Dr. Jan Lyall, the new Director of the Preservation Services Branch (National Library of Australia, Canberra, ACT, 2600, Australia) sent printouts of terms, objectives and data elements in the "Conservation Treatments Information System" to the Newsletter office last September. It covers much more than treatments, and is designed for use in museums, archives, libraries, historical collections, and any type of collection. It can store and retrieve (or will, when it is finished) all kinds of information related to exhibits, loans, temporary locations, periodic inspections, job deadlines, work in progress, work completed, and production/treatment time. It can describe each object by dozens of attributes; it contains a thesaurus; and it can record treatment steps and solubility test results, and on and on.
As broadly useful as this program is, it will answer only a few of the preservation needs of libraries outside of the conservation lab or rare book room. However, the fact that it is intended to be a national information system means that even smaller libraries holding items of intrinsic value will be able to benefit from it, the same way American research libraries benefit from RLIN, without having to do the programming themselves. In this way, it facilitates cooperative effort among institutions in preserving the nation's most valuable books and documents and artifacts--its cultural heritage. Perhaps this is the sort of data bank Chris Clarkson had in mind as a remedy when he complained that it was impossible to collect even the most rudimentary information concerning the significance (i.e., intrinsic value) of a particular volume, e.g.

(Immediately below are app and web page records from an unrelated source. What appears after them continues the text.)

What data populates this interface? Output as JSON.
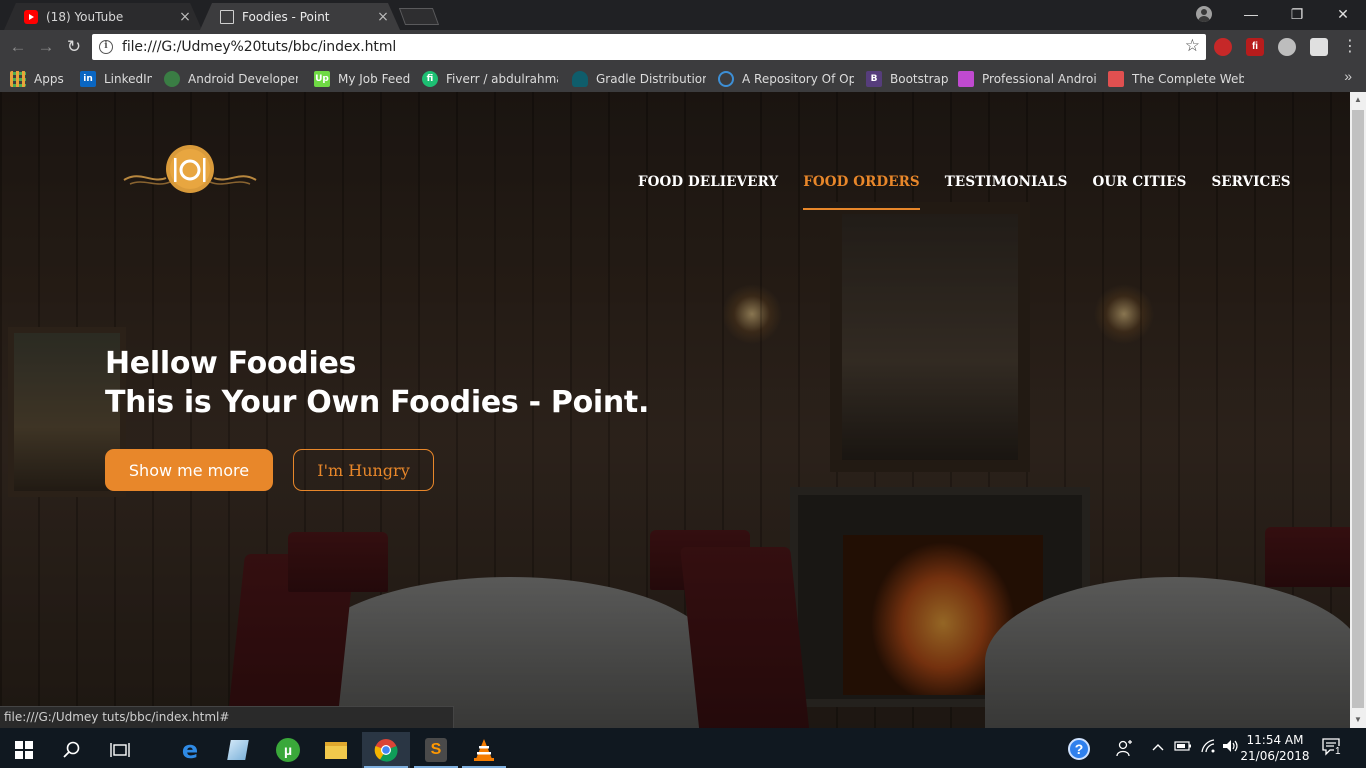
{
  "browser": {
    "tabs": [
      {
        "title": "(18) YouTube",
        "close": "×"
      },
      {
        "title": "Foodies - Point",
        "close": "×"
      }
    ],
    "window_controls": {
      "minimize": "—",
      "maximize": "❐",
      "close": "✕"
    },
    "nav": {
      "back": "←",
      "forward": "→",
      "reload": "↻"
    },
    "url": "file:///G:/Udmey%20tuts/bbc/index.html",
    "star": "☆",
    "menu": "⋮",
    "bookmarks": [
      {
        "label": "Apps",
        "icon": "apps-grid-icon",
        "color": "#e8a33a"
      },
      {
        "label": "LinkedIn",
        "icon": "linkedin-icon",
        "color": "#0a66c2"
      },
      {
        "label": "Android Developer",
        "icon": "android-studio-icon",
        "color": "#3a7d44"
      },
      {
        "label": "My Job Feed",
        "icon": "upwork-icon",
        "color": "#6fda44"
      },
      {
        "label": "Fiverr / abdulrahman",
        "icon": "fiverr-icon",
        "color": "#1dbf73"
      },
      {
        "label": "Gradle Distributions",
        "icon": "gradle-icon",
        "color": "#02303a"
      },
      {
        "label": "A Repository Of Ope",
        "icon": "repository-icon",
        "color": "#3d8fd6"
      },
      {
        "label": "Bootstrap",
        "icon": "bootstrap-icon",
        "color": "#563d7c"
      },
      {
        "label": "Professional Androic",
        "icon": "professional-android-icon",
        "color": "#c04ad0"
      },
      {
        "label": "The Complete Web",
        "icon": "complete-web-icon",
        "color": "#e05050"
      }
    ],
    "bookmarks_more": "»",
    "status_url": "file:///G:/Udmey tuts/bbc/index.html#"
  },
  "site": {
    "nav": [
      {
        "label": "FOOD DELIEVERY",
        "active": false
      },
      {
        "label": "FOOD ORDERS",
        "active": true
      },
      {
        "label": "TESTIMONIALS",
        "active": false
      },
      {
        "label": "OUR CITIES",
        "active": false
      },
      {
        "label": "SERVICES",
        "active": false
      }
    ],
    "hero": {
      "line1": "Hellow Foodies",
      "line2": "This is Your Own Foodies - Point."
    },
    "buttons": {
      "primary": "Show me more",
      "secondary": "I'm Hungry"
    },
    "accent_color": "#e8872a"
  },
  "taskbar": {
    "time": "11:54 AM",
    "date": "21/06/2018",
    "notifications": "1"
  }
}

How many like volumes remain intact?
What condition are they in?
Are they in public or private ownership?
(See his article, "The Conservation of Early Books in Codex Form: A Personal Approach," the Paper Conservator 3 (1978): 33-50.)
Timestamp: Sunday, 03-Mar-2013 21:35:00 PST
Retrieved: Thursday, 15-Nov-2018 11:13:07 GMT